Portuguese side Sporting CP have filed a complaint with FIFA against goalkeeper Rui Patricio and new club ​Wolverhampton Wanderers, demanding €54.7m in compensation over the deal.

​Portuguese publication Record released a copy of the exten​sive legal document, filed through the law firm of Juan de Dios Crespo Pérez, a Spanish lawyer and specialist in sports law and contract litigation.

The 30-year-old shotstopper terminated his contract at the Portuguese club, citing just cause after he and his teammates were attacked by the club's fans at a bizarre training ground incident. Subsequently, Patricio has signed for ​Premier League new boys Wolves.

Sporting CP v SL Benfica - Primeira Liga

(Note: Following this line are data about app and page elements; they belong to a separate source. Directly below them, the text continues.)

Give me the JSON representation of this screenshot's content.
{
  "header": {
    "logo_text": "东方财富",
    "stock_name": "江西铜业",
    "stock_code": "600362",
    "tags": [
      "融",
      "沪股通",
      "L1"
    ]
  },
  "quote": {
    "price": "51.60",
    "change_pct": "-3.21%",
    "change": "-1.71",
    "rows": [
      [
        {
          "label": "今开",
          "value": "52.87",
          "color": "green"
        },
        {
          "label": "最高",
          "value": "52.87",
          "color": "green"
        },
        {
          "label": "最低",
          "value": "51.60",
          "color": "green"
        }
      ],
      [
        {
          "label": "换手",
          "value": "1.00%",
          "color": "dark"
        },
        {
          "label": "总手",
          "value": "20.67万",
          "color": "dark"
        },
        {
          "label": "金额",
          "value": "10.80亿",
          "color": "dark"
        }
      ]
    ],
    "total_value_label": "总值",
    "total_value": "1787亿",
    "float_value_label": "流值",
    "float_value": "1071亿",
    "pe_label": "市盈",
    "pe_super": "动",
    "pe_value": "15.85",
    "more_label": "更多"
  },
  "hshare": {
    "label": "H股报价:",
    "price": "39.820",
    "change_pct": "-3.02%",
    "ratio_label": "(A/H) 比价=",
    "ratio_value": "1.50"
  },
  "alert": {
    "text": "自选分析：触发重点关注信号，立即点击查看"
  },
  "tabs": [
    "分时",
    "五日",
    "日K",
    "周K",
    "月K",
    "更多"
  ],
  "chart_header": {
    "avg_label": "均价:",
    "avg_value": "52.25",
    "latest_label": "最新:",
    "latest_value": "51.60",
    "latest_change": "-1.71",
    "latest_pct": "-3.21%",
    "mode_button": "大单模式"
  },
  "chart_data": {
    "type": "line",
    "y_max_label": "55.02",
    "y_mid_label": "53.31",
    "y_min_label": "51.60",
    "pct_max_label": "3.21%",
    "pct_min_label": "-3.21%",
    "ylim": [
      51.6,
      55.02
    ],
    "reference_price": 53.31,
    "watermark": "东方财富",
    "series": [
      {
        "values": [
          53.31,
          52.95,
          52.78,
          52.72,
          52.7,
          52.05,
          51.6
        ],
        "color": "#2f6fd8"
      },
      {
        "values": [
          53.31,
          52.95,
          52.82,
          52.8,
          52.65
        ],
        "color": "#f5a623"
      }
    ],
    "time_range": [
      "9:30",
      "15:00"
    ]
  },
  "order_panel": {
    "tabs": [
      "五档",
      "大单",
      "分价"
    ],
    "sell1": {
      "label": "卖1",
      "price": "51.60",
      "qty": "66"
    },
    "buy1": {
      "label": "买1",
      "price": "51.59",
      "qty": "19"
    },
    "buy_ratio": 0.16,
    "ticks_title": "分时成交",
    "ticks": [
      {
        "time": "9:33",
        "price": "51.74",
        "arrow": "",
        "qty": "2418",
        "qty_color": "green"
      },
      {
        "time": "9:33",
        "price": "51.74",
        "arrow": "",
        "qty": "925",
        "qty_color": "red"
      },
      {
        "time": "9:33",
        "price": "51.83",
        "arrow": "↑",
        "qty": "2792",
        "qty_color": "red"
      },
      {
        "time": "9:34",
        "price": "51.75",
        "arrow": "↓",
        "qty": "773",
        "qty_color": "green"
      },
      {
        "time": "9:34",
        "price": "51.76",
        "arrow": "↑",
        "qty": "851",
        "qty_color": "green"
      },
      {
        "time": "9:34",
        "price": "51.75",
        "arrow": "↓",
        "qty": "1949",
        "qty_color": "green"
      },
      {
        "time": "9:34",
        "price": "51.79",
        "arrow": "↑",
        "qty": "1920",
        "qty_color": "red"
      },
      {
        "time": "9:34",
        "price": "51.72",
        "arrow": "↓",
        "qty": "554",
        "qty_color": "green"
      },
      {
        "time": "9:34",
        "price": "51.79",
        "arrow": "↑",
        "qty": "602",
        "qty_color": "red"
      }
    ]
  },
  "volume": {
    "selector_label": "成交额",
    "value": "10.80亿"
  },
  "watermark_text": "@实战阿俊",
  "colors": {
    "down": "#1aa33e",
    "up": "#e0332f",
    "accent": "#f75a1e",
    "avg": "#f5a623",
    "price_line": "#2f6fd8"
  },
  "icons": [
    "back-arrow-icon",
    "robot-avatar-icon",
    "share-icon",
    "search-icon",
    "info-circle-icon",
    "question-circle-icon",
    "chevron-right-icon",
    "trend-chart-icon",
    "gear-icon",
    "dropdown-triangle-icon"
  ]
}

Patricio had played for Sporting since the age of 13, joining the first team when he was 18 - back in 2006. During his time with the club, he made 327 league appearances.

​According to the legal documents, Sporting arrived at the €54.7m fee they are pursuing due to an agreement by both parties involved - Sporting and representatives for Patricio - that the player's market value stands at €45m.

Added to this was then the remaining value of the player's contract at Sporting, which stands at €9.7m - totaling up to the sum the Portuguese club are pursuing against Patricio and Wolves.

There is past legal precedent for Sporting's claims too. ​One of the case law examples that Sporting point to in the document relates to Australian footballer Mark Bresciano and his controversial 2012 move from UAE side Al-Nasr to Qatari team Al-Gharafa.

In that instance, it was ruled that Bresciano unilaterally breached the contract he had with Al-Nasr in order to finalise the transfer - the same action Sporting are arguing Patricio has done to their club.

Bresciano was suspended for four months and fined €1.37m for the incident. While a ban is unlikely in Patricio's case, it does mean that there is legal precedent to strengthen Sporting's financial pursuits in the claim.

Sporting CP v Boavista FC - Primeira Liga

That could mean a significant financial outlay in the near future for Wolves, who may very well see a summer free transfer quickly become the club's most expensive transfer dealing.

Patricio had already been close to agreeing an €18m move to Wolves from Sporting prior to the training ground incident and the termination of the goalkeeper's contract - further adding to the Portuguese side's feeling that they lost out on valuable money.